The new world of Accountable Care Organizations will focus on performance measurement, new payment models, and patient-doctor cooperation, according to Dartmouth Medical School professor Elliott S. Fisher, MD, MPH.
Dr. Fisher said ACOs are expected to dramatically shift old paradigms of health care.
“It’s not just a contract, but a journey. It’s not us versus them. It’s a partnership,” he told more than 200 physicians, legislators and industry leaders attending last week’s State of the State’s Health Care Forum, hosted by the Massachusetts Medical Society.
Unlike managed care systems that locked patients into rigid contracts, ACOs are expected to be more flexible groups of care offering significant patient-doctor collaboration.
Ideally, they will embrace the idea that “the best fence is a good pasture,” said Dr. Fisher, in his talk, titled “How Will Accountable Care Organizations Change Cost and Quality?”
The forum, now in its 12th year, was titled “Health Care Reform: Quality, Cost, and Access – A New Paradigm.”
The challenges for physicians are formidable, as are the rewards, Dr. Fisher said.
The scope of social and technical change is enormous. New systems will measure many aspects of physician performance and patient health in detailed ways.
Those measurements can’t be overly focused on cost, he said.
“Consumers fear stinting (on care) and the model will be rejected if there are not measurements that are meaningful to consumers,” Dr. Fisher said.
Practices and hospitals will encounter significant technology infrastructure and organizational and training costs during the ACO transition. The early phase of the process will be a time of failed experiments as doctors learn “what works and how to improve it,” he said.
However, physicians will have many new opportunities as they guide society through this approach to health care.

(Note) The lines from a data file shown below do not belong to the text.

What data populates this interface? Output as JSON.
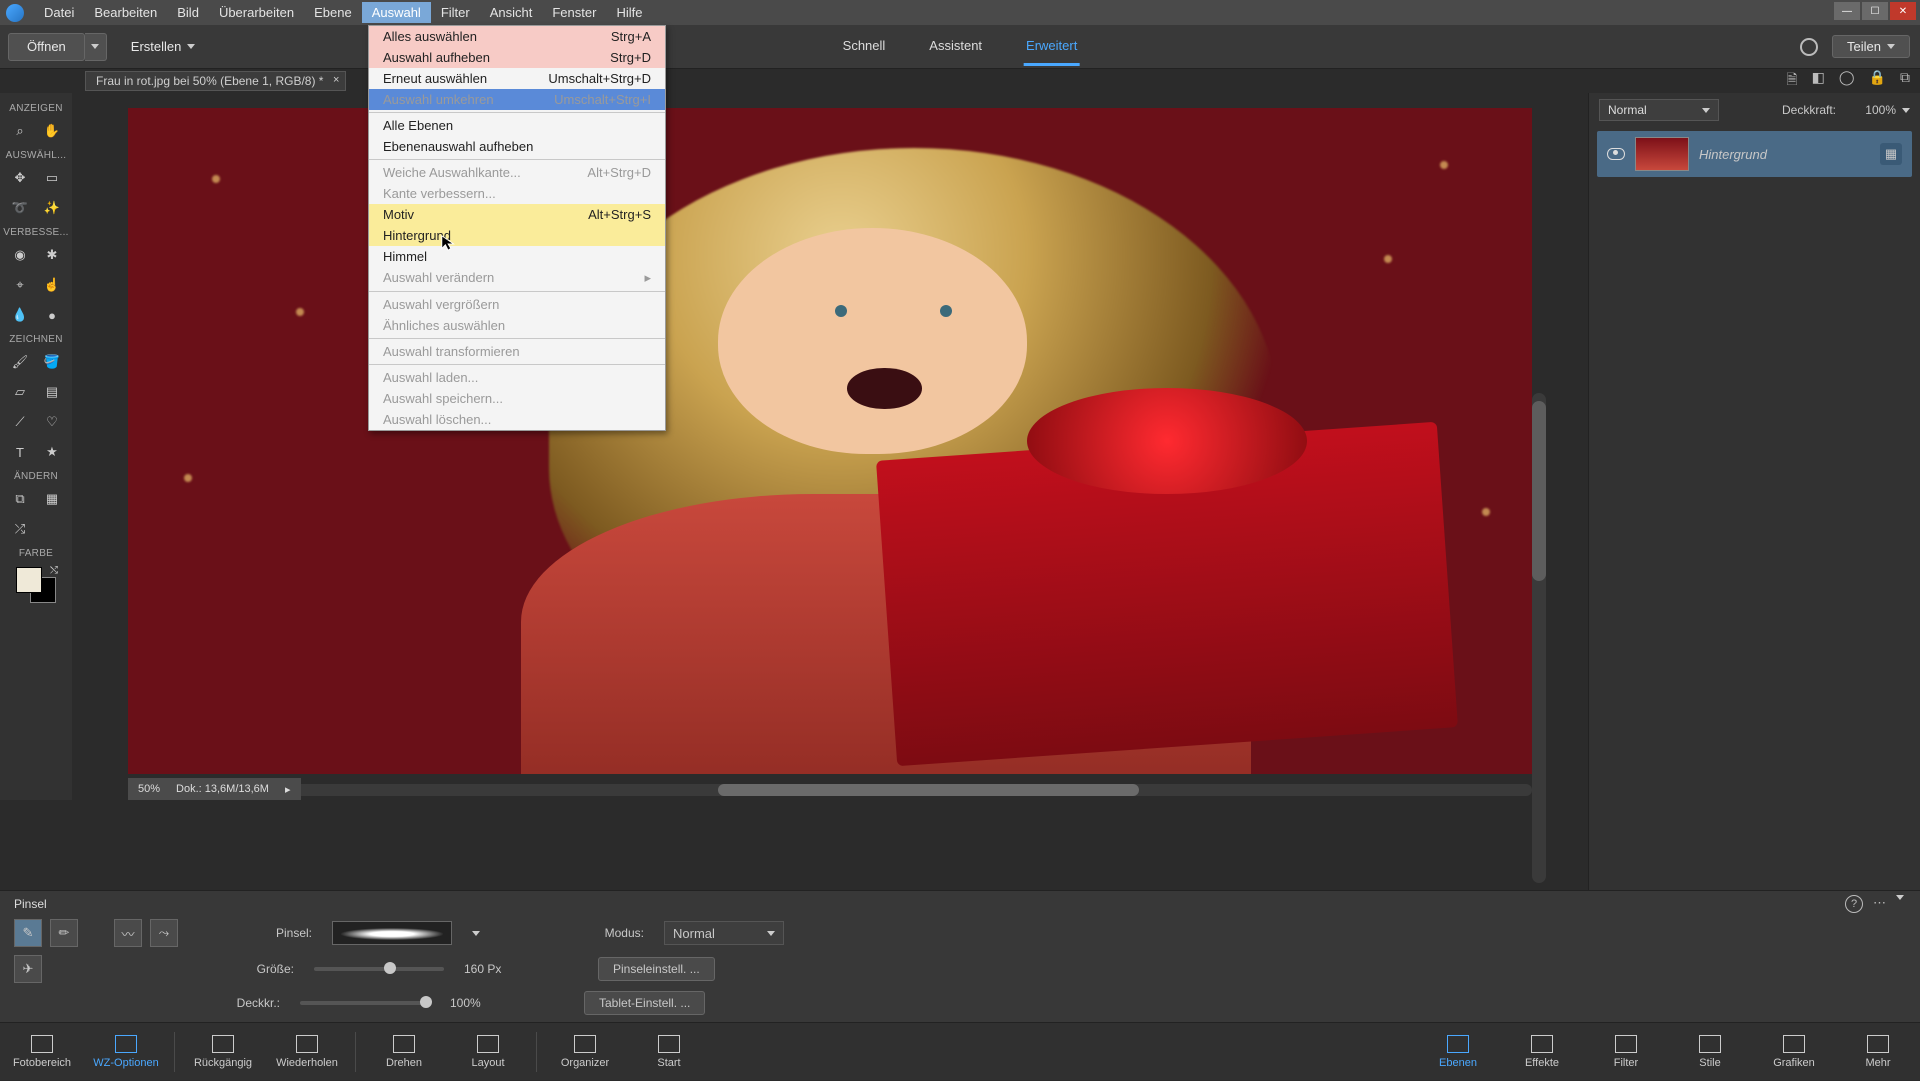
{
  "menubar": [
    "Datei",
    "Bearbeiten",
    "Bild",
    "Überarbeiten",
    "Ebene",
    "Auswahl",
    "Filter",
    "Ansicht",
    "Fenster",
    "Hilfe"
  ],
  "menubar_open_index": 5,
  "actionbar": {
    "open": "Öffnen",
    "create": "Erstellen",
    "share": "Teilen"
  },
  "modes": {
    "items": [
      "Schnell",
      "Assistent",
      "Erweitert"
    ],
    "active": 2
  },
  "doc_tab": {
    "label": "Frau in rot.jpg bei 50% (Ebene 1, RGB/8) *"
  },
  "dropdown": {
    "groups": [
      [
        {
          "label": "Alles auswählen",
          "shortcut": "Strg+A",
          "style": "red"
        },
        {
          "label": "Auswahl aufheben",
          "shortcut": "Strg+D",
          "style": "red"
        },
        {
          "label": "Erneut auswählen",
          "shortcut": "Umschalt+Strg+D"
        },
        {
          "label": "Auswahl umkehren",
          "shortcut": "Umschalt+Strg+I",
          "style": "blue",
          "disabled": true
        }
      ],
      [
        {
          "label": "Alle Ebenen"
        },
        {
          "label": "Ebenenauswahl aufheben"
        }
      ],
      [
        {
          "label": "Weiche Auswahlkante...",
          "shortcut": "Alt+Strg+D",
          "disabled": true
        },
        {
          "label": "Kante verbessern...",
          "disabled": true
        },
        {
          "label": "Motiv",
          "shortcut": "Alt+Strg+S",
          "style": "yellow"
        },
        {
          "label": "Hintergrund",
          "style": "yellow"
        },
        {
          "label": "Himmel"
        },
        {
          "label": "Auswahl verändern",
          "submenu": true,
          "disabled": true
        }
      ],
      [
        {
          "label": "Auswahl vergrößern",
          "disabled": true
        },
        {
          "label": "Ähnliches auswählen",
          "disabled": true
        }
      ],
      [
        {
          "label": "Auswahl transformieren",
          "disabled": true
        }
      ],
      [
        {
          "label": "Auswahl laden...",
          "disabled": true
        },
        {
          "label": "Auswahl speichern...",
          "disabled": true
        },
        {
          "label": "Auswahl löschen...",
          "disabled": true
        }
      ]
    ]
  },
  "toolbox": {
    "sections": [
      {
        "head": "ANZEIGEN",
        "rows": [
          [
            "zoom-icon",
            "hand-icon"
          ]
        ]
      },
      {
        "head": "AUSWÄHL...",
        "rows": [
          [
            "move-icon",
            "marquee-icon"
          ],
          [
            "lasso-icon",
            "wand-icon"
          ]
        ]
      },
      {
        "head": "VERBESSE...",
        "rows": [
          [
            "redeye-icon",
            "spot-icon"
          ],
          [
            "clone-icon",
            "smudge-icon"
          ],
          [
            "blur-icon",
            "sponge-icon"
          ]
        ]
      },
      {
        "head": "ZEICHNEN",
        "rows": [
          [
            "brush-icon",
            "bucket-icon"
          ],
          [
            "eraser-icon",
            "gradient-icon"
          ],
          [
            "eyedrop-icon",
            "shape-icon"
          ],
          [
            "type-icon",
            "custom-icon"
          ]
        ]
      },
      {
        "head": "ÄNDERN",
        "rows": [
          [
            "crop-icon",
            "recompose-icon"
          ],
          [
            "straighten-icon",
            ""
          ]
        ]
      },
      {
        "head": "FARBE",
        "rows": []
      }
    ]
  },
  "status": {
    "zoom": "50%",
    "doc": "Dok.: 13,6M/13,6M"
  },
  "layers": {
    "blend_label": "Normal",
    "opacity_label": "Deckkraft:",
    "opacity_value": "100%",
    "layer_name": "Hintergrund"
  },
  "options": {
    "title": "Pinsel",
    "brush_label": "Pinsel:",
    "mode_label": "Modus:",
    "mode_value": "Normal",
    "size_label": "Größe:",
    "size_value": "160 Px",
    "opacity_label": "Deckkr.:",
    "opacity_value": "100%",
    "btn_brush": "Pinseleinstell. ...",
    "btn_tablet": "Tablet-Einstell. ..."
  },
  "dock": {
    "left": [
      "Fotobereich",
      "WZ-Optionen",
      "Rückgängig",
      "Wiederholen",
      "Drehen",
      "Layout",
      "Organizer",
      "Start"
    ],
    "left_active": 1,
    "right": [
      "Ebenen",
      "Effekte",
      "Filter",
      "Stile",
      "Grafiken",
      "Mehr"
    ],
    "right_active": 0
  }
}
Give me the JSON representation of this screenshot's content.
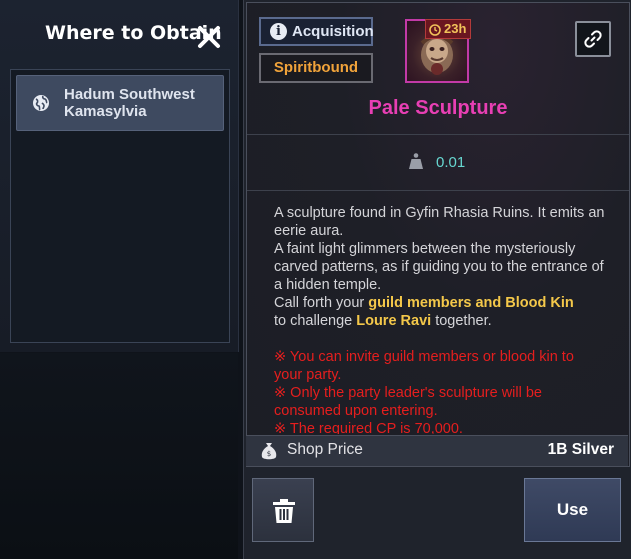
{
  "where_to_obtain": {
    "title": "Where to Obtain",
    "locations": [
      {
        "label": "Hadum Southwest Kamasylvia",
        "icon": "globe-icon"
      }
    ]
  },
  "item": {
    "acquisition_label": "Acquisition",
    "binding_label": "Spiritbound",
    "timer": "23h",
    "name": "Pale Sculpture",
    "name_color": "#e83fb4",
    "weight": "0.01",
    "description": {
      "line1": "A sculpture found in Gyfin Rhasia Ruins. It emits an eerie aura.",
      "line2": "A faint light glimmers between the mysteriously carved patterns, as if guiding you to the entrance of a hidden temple.",
      "line3_prefix": "Call forth your ",
      "line3_highlight": "guild members and Blood Kin",
      "line4_prefix": "to challenge ",
      "line4_highlight": "Loure Ravi",
      "line4_suffix": " together.",
      "warn1": "※ You can invite guild members or blood kin to your party.",
      "warn2": "※ Only the party leader's sculpture will be consumed upon entering.",
      "warn3": "※ The required CP is 70,000."
    },
    "shop_price_label": "Shop Price",
    "shop_price_value": "1B Silver"
  },
  "actions": {
    "use_label": "Use"
  },
  "colors": {
    "highlight": "#f4c84a",
    "warning": "#e51e1e",
    "weight": "#67d6d0",
    "spiritbound": "#f1a33a"
  }
}
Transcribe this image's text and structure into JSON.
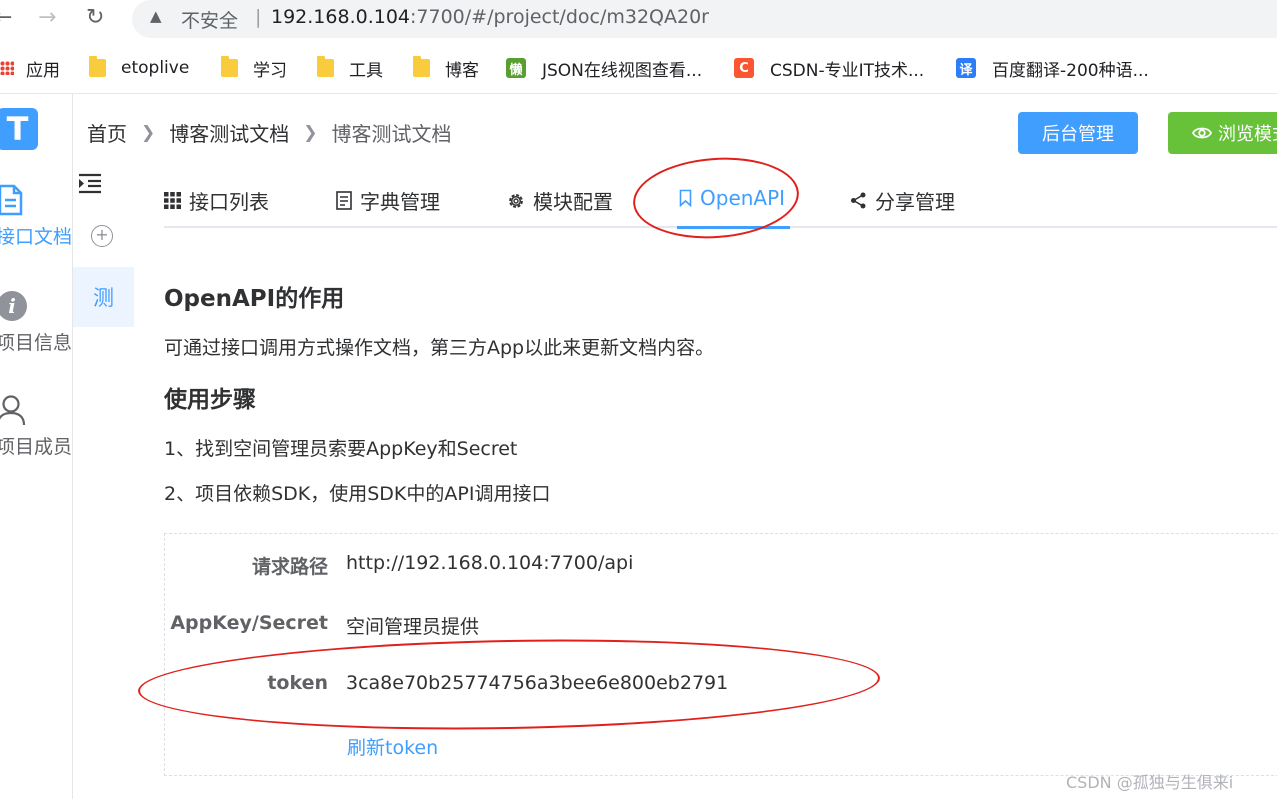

“Stewardship will become a core value,” said Dr. Fisher. “Physicians will be partners in leadership.”
– Erica Noonan